Select all lines in the records that include "settings".

----

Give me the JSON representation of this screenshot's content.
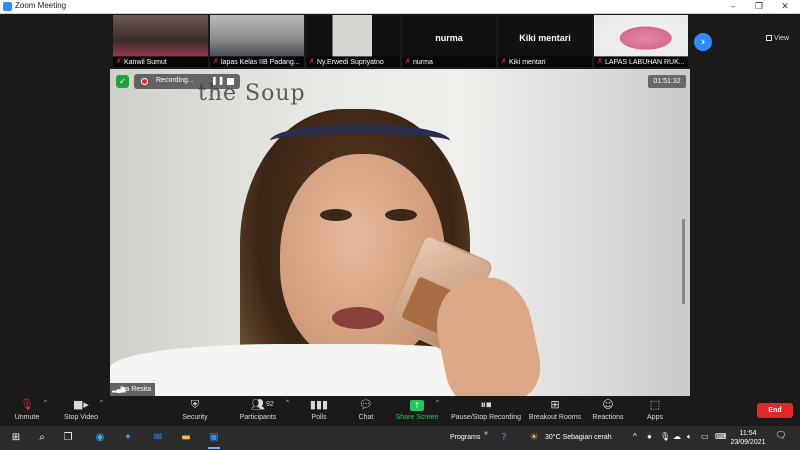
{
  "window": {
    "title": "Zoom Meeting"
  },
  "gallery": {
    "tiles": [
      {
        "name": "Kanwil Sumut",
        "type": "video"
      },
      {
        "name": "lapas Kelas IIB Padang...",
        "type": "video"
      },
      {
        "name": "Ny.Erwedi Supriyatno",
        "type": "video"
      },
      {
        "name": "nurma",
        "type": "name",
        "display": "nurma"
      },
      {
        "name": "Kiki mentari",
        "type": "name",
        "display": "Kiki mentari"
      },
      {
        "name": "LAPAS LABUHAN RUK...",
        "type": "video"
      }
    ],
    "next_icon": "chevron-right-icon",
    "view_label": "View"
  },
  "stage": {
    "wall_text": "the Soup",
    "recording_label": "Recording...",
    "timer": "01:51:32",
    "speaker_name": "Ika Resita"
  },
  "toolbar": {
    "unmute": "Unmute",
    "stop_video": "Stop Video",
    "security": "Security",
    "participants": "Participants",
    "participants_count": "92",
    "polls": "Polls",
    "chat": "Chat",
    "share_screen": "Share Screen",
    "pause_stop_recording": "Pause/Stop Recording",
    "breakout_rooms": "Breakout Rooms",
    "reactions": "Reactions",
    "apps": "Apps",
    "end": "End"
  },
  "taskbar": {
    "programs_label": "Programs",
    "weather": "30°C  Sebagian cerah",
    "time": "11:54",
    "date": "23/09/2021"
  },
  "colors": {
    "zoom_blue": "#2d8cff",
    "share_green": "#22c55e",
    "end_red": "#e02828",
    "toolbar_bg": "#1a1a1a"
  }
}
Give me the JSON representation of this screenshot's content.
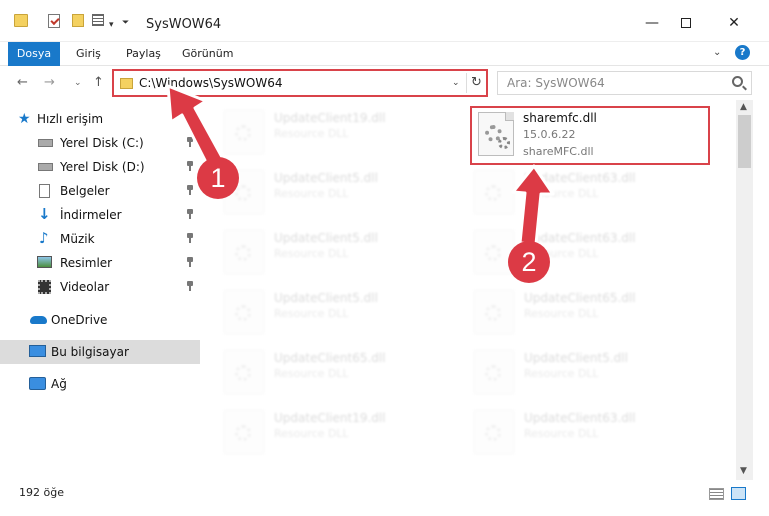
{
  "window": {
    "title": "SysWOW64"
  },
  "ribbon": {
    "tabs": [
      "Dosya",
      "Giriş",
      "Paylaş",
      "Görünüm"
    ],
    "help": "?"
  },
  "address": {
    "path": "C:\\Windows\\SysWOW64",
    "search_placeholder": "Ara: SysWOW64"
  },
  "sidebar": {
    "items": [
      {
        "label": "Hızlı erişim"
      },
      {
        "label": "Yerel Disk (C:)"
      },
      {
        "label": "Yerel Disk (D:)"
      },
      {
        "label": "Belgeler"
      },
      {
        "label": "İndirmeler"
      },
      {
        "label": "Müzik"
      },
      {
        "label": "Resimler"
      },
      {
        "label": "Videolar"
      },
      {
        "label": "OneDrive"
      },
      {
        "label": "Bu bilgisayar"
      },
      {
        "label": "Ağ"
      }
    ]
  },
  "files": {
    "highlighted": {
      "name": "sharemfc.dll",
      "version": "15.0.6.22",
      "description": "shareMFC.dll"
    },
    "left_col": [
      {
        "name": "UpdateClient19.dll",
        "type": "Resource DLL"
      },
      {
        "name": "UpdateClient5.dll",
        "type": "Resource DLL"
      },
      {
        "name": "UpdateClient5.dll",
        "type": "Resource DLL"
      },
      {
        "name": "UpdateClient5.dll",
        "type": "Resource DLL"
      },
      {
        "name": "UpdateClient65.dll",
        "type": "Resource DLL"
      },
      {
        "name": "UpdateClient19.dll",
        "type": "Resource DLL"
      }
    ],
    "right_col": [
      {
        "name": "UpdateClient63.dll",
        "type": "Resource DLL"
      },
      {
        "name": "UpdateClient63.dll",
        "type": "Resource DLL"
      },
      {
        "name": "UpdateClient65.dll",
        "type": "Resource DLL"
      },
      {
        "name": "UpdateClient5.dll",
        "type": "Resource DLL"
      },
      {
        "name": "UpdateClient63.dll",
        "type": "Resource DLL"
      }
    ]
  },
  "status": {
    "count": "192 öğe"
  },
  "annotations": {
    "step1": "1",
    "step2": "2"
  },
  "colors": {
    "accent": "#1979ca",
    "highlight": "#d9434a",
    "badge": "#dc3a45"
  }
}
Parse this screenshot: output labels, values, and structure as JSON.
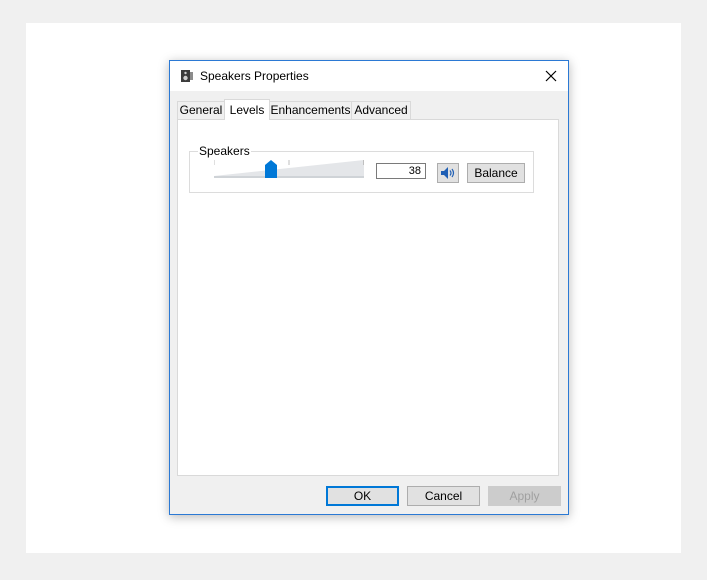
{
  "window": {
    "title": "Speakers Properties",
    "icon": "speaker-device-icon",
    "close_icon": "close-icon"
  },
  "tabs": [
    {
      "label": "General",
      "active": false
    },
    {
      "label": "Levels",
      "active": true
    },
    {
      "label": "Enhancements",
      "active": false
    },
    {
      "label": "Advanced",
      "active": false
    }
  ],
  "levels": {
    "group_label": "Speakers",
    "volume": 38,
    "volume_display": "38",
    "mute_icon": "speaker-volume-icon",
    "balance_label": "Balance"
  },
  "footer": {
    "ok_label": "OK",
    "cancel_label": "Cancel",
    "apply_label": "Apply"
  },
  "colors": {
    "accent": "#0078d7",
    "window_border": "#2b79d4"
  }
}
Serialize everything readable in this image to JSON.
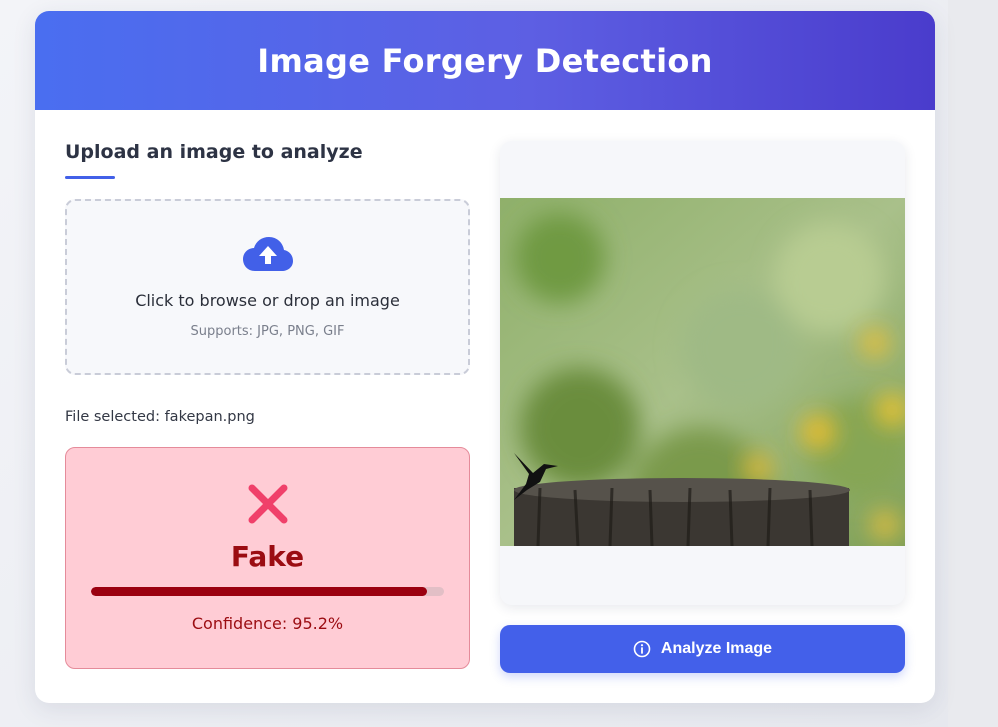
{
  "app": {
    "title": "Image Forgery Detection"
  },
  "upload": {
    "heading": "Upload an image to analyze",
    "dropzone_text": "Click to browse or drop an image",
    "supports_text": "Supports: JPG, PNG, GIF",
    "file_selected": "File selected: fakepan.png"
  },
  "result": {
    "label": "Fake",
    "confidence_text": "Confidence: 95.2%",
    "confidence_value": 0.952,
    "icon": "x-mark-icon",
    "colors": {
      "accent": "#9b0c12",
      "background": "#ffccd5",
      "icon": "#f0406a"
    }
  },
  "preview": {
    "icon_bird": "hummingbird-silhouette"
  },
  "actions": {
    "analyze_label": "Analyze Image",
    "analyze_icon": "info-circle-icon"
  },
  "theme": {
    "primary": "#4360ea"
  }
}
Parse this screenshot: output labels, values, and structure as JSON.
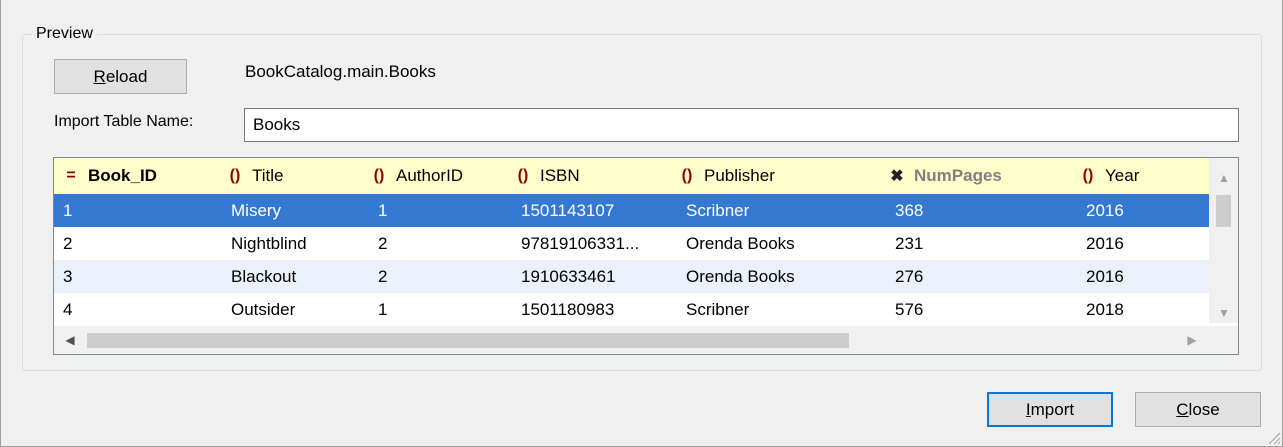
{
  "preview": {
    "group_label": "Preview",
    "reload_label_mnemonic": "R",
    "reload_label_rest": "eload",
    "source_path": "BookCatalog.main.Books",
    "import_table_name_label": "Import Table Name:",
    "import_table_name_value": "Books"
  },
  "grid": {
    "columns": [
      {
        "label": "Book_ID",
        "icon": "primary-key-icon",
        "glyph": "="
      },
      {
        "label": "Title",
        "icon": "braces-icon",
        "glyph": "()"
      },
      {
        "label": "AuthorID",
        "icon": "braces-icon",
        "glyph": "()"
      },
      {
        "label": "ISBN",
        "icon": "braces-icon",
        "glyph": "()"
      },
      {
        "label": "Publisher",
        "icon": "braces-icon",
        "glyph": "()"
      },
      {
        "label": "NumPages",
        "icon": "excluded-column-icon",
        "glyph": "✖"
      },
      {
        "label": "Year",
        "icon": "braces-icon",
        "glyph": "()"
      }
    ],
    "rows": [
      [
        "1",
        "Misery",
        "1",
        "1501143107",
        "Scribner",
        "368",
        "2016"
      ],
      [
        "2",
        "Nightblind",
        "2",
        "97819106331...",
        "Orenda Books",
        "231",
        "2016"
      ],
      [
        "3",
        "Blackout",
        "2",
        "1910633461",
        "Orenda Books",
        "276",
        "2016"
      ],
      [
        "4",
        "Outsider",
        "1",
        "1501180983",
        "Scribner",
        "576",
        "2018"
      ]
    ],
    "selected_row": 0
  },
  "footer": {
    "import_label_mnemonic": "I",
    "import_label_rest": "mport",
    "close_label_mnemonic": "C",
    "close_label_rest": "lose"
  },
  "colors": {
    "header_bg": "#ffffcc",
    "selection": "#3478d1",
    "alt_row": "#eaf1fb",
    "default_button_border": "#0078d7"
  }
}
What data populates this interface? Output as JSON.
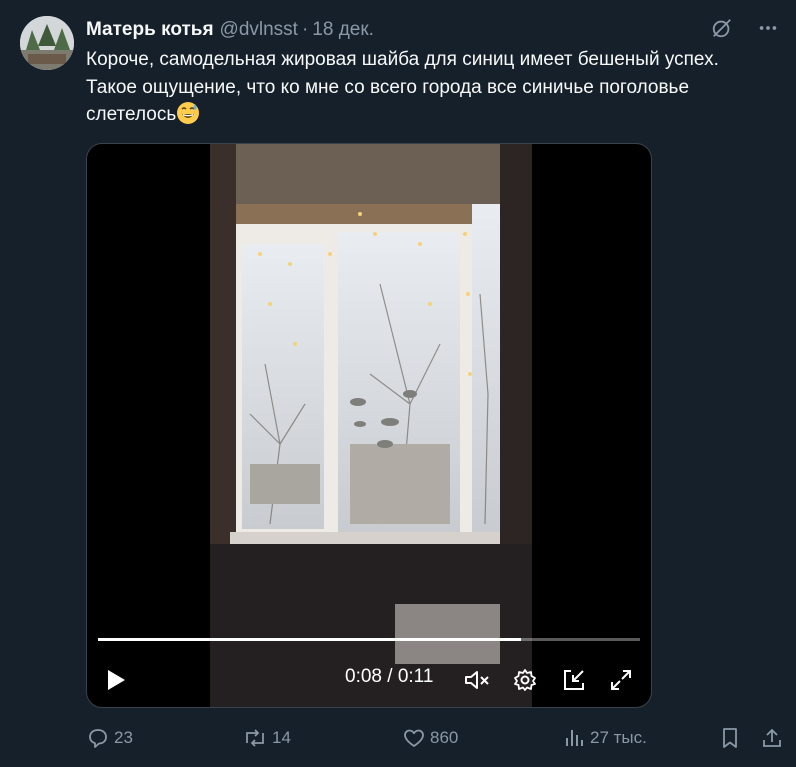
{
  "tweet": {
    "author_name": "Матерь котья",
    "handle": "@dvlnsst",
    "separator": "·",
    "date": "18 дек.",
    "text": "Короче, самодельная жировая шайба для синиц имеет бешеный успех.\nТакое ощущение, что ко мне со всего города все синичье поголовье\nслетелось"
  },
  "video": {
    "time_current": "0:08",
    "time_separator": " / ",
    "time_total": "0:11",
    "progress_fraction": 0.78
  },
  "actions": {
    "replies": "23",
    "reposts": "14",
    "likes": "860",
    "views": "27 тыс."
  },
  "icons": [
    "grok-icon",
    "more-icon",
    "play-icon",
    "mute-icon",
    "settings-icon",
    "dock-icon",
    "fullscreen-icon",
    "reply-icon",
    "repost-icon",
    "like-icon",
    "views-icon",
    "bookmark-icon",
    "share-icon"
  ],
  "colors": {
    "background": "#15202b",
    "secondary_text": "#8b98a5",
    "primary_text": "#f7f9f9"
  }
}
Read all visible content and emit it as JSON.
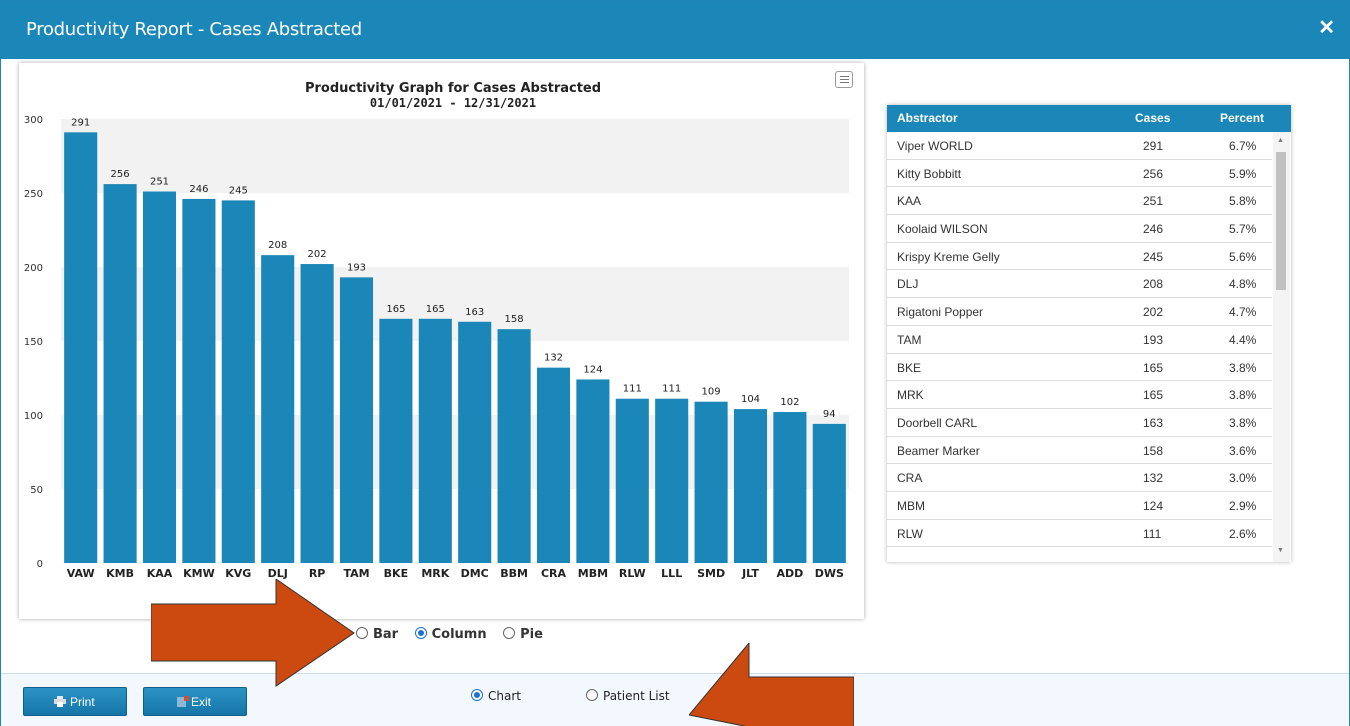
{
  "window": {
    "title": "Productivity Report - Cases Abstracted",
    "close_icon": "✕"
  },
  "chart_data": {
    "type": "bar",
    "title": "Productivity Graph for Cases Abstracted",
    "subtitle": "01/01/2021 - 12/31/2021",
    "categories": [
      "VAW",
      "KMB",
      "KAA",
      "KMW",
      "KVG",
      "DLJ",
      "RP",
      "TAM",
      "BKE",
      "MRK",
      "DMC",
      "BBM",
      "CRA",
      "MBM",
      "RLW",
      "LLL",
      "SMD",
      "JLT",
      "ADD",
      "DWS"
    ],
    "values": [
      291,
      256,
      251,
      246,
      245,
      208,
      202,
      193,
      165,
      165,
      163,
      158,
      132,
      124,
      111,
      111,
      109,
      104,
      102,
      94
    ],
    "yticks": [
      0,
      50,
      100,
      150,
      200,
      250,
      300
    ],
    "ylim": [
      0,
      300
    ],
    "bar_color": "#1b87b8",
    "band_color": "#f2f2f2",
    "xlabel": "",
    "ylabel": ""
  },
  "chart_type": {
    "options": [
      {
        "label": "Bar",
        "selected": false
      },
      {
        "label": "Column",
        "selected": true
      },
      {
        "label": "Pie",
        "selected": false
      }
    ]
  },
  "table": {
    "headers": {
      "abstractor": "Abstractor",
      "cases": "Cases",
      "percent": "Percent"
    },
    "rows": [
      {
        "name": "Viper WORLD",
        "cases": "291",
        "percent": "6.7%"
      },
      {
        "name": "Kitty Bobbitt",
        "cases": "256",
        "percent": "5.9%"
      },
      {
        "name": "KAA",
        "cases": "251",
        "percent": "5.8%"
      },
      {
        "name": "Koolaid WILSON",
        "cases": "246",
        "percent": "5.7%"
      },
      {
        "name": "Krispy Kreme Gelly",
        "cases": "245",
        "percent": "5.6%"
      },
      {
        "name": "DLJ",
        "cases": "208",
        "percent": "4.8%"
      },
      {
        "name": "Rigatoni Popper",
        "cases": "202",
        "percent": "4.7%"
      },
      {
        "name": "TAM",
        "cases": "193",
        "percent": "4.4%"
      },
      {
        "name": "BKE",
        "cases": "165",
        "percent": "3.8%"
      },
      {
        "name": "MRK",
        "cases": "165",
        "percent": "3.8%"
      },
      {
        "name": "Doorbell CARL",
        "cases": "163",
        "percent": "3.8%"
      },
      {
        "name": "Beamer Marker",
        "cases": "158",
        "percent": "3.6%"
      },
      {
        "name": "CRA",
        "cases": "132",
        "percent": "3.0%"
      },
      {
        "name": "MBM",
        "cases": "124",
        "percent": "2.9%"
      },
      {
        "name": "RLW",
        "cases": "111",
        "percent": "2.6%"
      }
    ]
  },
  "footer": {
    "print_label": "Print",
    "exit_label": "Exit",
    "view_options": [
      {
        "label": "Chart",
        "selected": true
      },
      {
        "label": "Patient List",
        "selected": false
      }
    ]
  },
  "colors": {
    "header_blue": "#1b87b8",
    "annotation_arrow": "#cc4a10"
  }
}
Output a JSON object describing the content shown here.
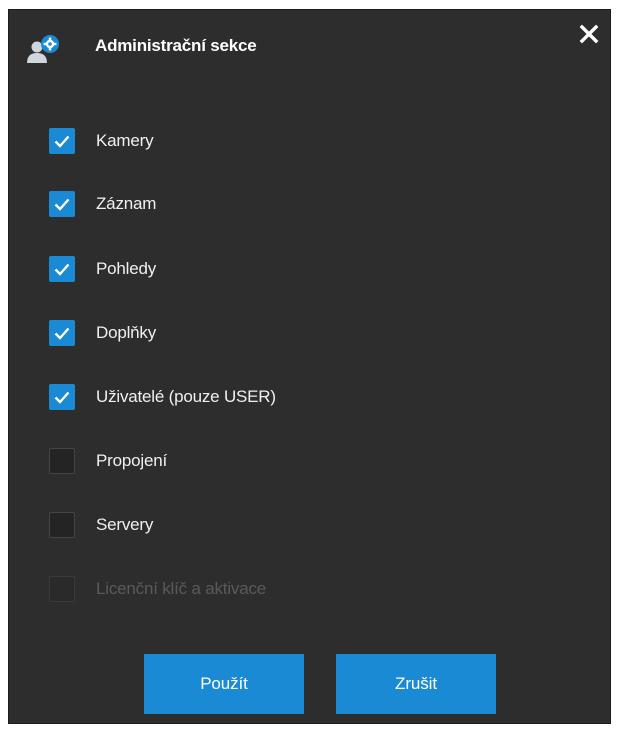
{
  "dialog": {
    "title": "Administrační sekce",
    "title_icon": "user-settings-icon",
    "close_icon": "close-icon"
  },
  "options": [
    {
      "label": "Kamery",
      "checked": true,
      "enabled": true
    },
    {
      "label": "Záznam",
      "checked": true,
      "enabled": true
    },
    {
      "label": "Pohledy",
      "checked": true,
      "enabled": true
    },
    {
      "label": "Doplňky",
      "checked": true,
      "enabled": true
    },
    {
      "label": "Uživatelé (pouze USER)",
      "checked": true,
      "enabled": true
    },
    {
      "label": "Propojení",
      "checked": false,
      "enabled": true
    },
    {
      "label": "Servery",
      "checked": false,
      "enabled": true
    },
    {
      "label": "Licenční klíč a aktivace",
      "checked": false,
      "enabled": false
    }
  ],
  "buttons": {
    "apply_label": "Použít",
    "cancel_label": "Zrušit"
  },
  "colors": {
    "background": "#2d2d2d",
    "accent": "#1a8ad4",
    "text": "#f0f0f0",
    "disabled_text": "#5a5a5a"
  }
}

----

RESPONSE AREA -
    "settings-icon",
    "title_icon": "user-settings-icon",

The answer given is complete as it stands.